# Activity
Lift out all lines below that contain "icon".

# Supplied data

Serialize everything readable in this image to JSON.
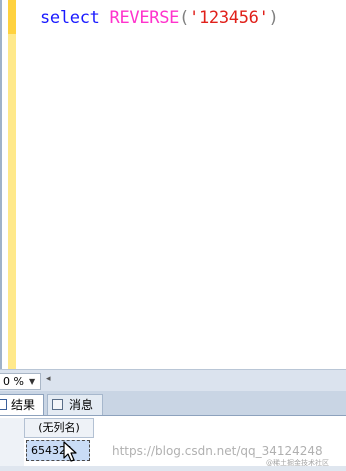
{
  "editor": {
    "code": {
      "keyword": "select",
      "function": "REVERSE",
      "open_paren": "(",
      "quote_open": "'",
      "string_value": "123456",
      "quote_close": "'",
      "close_paren": ")"
    }
  },
  "zoom": {
    "value": "0 %",
    "dropdown_icon": "chevron-down-icon"
  },
  "tabs": [
    {
      "label": "结果",
      "icon": "grid-icon",
      "active": true
    },
    {
      "label": "消息",
      "icon": "message-icon",
      "active": false
    }
  ],
  "results": {
    "columns": [
      "(无列名)"
    ],
    "rows": [
      [
        "654321"
      ]
    ]
  },
  "watermark": {
    "text": "https://blog.csdn.net/qq_34124248",
    "sub": "@稀土掘金技术社区"
  },
  "colors": {
    "keyword": "#1a1aff",
    "function": "#ff33cc",
    "string": "#e0201a",
    "margin_bar": "#ffe98a",
    "selected_cell": "#c9dcf6"
  }
}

# Result of the exercise
    "dropdown_icon": "chevron-down-icon"
      "icon": "grid-icon",
      "icon": "message-icon",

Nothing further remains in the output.